(Element data from apps and pages)
===

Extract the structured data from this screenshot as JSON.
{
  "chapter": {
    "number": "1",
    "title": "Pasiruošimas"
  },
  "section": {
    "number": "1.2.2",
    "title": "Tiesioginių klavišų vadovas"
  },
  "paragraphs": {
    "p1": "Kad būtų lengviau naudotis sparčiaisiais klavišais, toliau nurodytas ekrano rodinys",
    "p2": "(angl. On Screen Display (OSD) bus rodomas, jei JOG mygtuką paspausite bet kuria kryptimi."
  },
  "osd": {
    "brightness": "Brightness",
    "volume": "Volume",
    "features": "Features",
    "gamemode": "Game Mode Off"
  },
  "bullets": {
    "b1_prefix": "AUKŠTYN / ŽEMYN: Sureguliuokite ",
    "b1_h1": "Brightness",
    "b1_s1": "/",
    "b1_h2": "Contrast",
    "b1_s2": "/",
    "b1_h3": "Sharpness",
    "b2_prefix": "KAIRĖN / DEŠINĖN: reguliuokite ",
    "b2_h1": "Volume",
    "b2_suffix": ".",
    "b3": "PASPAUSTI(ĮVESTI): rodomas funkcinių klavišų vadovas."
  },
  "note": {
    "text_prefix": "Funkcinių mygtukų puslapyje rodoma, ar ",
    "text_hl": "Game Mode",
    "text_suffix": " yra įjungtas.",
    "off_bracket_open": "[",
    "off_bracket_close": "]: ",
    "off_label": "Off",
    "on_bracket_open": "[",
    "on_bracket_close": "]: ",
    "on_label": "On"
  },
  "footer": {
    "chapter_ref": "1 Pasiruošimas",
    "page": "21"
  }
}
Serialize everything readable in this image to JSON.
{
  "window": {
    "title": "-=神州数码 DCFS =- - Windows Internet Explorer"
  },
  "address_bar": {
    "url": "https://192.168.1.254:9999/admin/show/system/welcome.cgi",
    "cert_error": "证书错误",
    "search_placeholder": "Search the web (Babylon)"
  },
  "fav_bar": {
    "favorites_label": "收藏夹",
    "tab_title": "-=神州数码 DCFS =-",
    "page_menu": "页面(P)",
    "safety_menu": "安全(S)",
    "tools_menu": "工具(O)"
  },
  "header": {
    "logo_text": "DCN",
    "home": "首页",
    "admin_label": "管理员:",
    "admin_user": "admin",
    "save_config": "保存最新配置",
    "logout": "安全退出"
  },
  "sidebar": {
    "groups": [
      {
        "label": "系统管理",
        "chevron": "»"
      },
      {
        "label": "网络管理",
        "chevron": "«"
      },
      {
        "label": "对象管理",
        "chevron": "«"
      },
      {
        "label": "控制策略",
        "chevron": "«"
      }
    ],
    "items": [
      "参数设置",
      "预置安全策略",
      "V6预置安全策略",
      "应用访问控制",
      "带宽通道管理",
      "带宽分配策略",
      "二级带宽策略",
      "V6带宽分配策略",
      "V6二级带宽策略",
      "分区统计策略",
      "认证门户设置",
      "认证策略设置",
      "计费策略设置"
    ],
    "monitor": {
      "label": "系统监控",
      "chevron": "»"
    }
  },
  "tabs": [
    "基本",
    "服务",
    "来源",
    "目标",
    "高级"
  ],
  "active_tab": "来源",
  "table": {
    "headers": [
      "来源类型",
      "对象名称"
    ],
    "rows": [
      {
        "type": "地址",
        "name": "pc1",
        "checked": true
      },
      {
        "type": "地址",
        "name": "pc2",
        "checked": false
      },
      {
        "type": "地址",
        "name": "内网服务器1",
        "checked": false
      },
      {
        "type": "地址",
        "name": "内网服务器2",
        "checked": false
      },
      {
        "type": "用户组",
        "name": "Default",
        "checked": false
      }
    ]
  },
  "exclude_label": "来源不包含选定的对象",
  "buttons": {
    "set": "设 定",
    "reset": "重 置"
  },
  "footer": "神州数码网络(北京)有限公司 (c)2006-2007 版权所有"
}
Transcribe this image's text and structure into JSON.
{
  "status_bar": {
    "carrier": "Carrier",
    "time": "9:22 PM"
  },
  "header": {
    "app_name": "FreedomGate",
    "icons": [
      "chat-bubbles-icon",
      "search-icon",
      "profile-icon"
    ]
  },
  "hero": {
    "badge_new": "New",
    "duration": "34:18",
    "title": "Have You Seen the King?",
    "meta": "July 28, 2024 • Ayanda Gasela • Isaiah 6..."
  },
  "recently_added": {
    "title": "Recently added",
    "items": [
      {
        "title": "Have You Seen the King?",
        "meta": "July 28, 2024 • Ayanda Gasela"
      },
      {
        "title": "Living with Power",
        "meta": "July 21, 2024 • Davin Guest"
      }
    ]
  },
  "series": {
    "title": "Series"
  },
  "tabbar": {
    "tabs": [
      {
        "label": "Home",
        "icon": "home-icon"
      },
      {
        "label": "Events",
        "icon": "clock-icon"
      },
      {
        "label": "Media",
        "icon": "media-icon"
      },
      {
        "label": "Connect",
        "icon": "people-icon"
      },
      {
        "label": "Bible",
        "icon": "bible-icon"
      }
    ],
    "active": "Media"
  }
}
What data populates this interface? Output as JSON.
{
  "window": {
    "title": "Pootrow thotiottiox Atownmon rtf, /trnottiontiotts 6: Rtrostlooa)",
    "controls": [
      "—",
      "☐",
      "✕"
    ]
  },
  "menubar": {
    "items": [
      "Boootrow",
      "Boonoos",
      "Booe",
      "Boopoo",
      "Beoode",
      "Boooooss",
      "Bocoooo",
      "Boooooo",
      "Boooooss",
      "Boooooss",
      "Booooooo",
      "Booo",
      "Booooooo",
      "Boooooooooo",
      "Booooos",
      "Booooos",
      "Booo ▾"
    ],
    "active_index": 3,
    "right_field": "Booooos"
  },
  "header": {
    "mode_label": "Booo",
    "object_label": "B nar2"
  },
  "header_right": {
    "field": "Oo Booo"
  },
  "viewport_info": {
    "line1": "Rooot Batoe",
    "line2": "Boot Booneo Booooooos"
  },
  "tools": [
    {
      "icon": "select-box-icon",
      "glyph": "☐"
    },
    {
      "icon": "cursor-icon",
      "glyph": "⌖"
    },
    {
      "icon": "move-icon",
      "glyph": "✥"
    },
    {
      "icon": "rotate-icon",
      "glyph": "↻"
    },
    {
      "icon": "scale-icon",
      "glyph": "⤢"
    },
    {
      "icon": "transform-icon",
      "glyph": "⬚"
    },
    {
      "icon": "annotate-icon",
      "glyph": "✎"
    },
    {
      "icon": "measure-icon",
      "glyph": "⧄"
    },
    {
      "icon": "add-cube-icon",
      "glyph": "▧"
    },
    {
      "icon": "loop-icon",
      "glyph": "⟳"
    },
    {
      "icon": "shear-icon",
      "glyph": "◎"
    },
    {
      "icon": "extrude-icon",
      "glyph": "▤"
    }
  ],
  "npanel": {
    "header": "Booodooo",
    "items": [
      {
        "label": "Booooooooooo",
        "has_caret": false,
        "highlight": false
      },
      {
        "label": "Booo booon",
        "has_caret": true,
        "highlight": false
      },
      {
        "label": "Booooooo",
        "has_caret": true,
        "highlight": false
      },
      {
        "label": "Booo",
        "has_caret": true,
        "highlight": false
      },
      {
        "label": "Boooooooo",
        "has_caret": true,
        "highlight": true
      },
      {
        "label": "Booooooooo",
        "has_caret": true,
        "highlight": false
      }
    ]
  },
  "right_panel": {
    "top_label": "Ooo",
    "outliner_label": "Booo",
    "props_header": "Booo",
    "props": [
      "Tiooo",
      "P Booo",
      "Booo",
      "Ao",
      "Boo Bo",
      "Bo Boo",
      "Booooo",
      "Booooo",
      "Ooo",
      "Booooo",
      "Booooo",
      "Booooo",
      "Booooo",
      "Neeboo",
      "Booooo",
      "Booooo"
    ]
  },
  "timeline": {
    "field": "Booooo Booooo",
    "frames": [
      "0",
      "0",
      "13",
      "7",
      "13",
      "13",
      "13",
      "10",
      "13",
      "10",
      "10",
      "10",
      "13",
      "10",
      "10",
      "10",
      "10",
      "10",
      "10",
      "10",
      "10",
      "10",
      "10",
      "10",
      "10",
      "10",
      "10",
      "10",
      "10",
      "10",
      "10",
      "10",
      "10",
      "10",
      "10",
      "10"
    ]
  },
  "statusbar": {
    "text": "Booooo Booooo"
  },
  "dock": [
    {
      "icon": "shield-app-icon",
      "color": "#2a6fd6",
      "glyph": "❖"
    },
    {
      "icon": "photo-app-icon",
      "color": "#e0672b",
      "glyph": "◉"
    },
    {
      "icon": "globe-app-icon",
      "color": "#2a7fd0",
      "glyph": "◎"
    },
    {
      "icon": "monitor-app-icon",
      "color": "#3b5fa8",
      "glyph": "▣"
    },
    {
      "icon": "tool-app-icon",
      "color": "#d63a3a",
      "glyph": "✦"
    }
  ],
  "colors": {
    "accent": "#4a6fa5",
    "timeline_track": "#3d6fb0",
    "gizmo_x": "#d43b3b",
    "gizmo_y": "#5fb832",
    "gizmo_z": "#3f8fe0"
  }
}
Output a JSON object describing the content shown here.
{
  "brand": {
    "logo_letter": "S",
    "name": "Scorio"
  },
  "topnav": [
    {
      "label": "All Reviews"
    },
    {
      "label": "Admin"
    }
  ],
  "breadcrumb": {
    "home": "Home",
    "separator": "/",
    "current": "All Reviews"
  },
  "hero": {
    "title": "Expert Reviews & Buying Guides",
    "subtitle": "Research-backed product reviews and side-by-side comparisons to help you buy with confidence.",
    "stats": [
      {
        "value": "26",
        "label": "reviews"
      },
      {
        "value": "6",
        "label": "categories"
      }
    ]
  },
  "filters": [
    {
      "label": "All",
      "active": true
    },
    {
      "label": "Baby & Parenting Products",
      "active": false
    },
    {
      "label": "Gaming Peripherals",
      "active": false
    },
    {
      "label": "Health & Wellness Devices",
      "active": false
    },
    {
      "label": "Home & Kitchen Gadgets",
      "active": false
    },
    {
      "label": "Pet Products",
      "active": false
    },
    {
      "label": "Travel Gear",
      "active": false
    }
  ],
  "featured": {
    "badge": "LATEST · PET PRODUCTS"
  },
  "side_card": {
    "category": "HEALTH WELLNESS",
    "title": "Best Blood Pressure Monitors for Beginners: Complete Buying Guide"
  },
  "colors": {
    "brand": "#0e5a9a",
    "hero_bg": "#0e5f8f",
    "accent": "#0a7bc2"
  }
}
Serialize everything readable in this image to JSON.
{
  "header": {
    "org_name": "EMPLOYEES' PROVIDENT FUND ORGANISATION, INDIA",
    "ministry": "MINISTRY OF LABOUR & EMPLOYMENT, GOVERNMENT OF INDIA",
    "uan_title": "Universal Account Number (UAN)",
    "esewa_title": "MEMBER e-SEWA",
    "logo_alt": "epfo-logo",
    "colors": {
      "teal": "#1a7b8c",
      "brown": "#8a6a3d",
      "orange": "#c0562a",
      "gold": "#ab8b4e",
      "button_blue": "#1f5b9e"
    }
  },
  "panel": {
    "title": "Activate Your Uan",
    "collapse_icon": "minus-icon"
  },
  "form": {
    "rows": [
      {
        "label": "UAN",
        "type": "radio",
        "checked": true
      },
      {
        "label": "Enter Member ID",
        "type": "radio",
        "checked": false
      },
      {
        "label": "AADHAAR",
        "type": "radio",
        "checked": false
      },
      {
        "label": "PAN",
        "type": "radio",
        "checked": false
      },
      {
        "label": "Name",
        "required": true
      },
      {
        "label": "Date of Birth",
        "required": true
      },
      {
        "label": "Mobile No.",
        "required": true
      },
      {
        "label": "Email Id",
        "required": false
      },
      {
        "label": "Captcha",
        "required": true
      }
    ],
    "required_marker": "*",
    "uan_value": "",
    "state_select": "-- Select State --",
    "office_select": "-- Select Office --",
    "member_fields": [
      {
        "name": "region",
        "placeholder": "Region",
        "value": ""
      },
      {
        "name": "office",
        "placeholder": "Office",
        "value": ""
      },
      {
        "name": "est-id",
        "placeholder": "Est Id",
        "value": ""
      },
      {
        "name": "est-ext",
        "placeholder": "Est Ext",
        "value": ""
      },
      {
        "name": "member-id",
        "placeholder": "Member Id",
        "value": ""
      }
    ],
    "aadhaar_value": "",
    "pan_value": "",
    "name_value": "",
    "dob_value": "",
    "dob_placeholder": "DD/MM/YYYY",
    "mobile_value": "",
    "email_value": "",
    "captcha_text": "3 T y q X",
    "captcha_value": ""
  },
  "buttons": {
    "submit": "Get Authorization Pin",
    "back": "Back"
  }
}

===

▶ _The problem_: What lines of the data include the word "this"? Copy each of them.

▶ _Exercise result_:
Extract the structured data from this screenshot as JSON.
Serialize everything readable in this image to JSON.
Transcribe this image's text and structure into JSON.
What data populates this interface? Output as JSON.
Serialize everything readable in this image to JSON.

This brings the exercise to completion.